September 24th through the 30th is Banned Book Week. This week we, as Librarians and Directors, have the opportunity to open our public’s eyes to what kind of books are being banned or challenged. It’s not books that give step by step instructions on how to skin a live cat, or build a bomb. No, it’s more likely a book that exposes society’s secrets, makes you reevaluate your beliefs, teaches you about other cultures or, to quote a friend, “drags you kicking and screaming into the 21st century”.

The first year I was here I put up an interactive display of banned books. My husband helped me decorate it with black plastic table cloths and letters made of flames. We set up books that had been banned or challenged (even burned) and then covered them with paper bags. We wrote the reason they were banned on the bag. In order to find out the name of the book that was banned they had to lift the bag.

WHAT? Little House on the Prairie? Where the Wild Things Are? The Holy Bible? Hop on Pop??

It was a HIT! Not only were they surprised about which books were banned but also why. A lot of them were checked out as well. To see for themselves if it had reason to be challenged/banned/burned. I couldn’t keep up with the demand, and it was fabulous!

I learned something when I was 11. That book that I just had to read after my mother told me I couldn’t? That book probably wouldn’t have been nearly as sweet if she had just let me read it. I would have read a few pages and given up or forgotten about it. But instead, she made it dangerous and forbidden. Of course I HAD to read it.

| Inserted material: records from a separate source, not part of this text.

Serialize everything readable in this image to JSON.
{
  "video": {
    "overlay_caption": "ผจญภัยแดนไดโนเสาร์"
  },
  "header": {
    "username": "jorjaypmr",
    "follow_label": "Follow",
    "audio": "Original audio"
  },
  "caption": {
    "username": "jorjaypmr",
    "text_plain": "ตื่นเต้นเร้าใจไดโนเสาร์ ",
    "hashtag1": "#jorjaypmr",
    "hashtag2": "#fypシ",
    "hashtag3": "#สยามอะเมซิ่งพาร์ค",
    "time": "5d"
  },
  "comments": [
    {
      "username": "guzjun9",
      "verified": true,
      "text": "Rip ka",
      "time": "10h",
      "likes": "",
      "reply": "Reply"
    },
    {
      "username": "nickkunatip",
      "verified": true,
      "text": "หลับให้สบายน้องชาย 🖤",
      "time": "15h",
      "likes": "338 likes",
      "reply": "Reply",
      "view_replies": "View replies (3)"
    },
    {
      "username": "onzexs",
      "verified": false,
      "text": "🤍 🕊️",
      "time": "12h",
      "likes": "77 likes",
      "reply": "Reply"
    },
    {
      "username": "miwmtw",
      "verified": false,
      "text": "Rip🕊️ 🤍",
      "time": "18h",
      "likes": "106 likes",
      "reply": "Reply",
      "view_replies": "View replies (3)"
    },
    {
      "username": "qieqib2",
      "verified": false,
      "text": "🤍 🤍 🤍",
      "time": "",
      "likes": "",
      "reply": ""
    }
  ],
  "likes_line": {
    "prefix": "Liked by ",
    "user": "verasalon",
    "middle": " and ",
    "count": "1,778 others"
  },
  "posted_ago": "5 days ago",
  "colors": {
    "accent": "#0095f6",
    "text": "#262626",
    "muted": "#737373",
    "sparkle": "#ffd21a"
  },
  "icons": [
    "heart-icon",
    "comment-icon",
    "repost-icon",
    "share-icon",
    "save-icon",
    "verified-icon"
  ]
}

So here is my challenge to you. Put up a Banned Book Display. Make it interactive. Give your public something tangible to discuss.

It also helps if you tell them they aren’t allowed to read it. ;)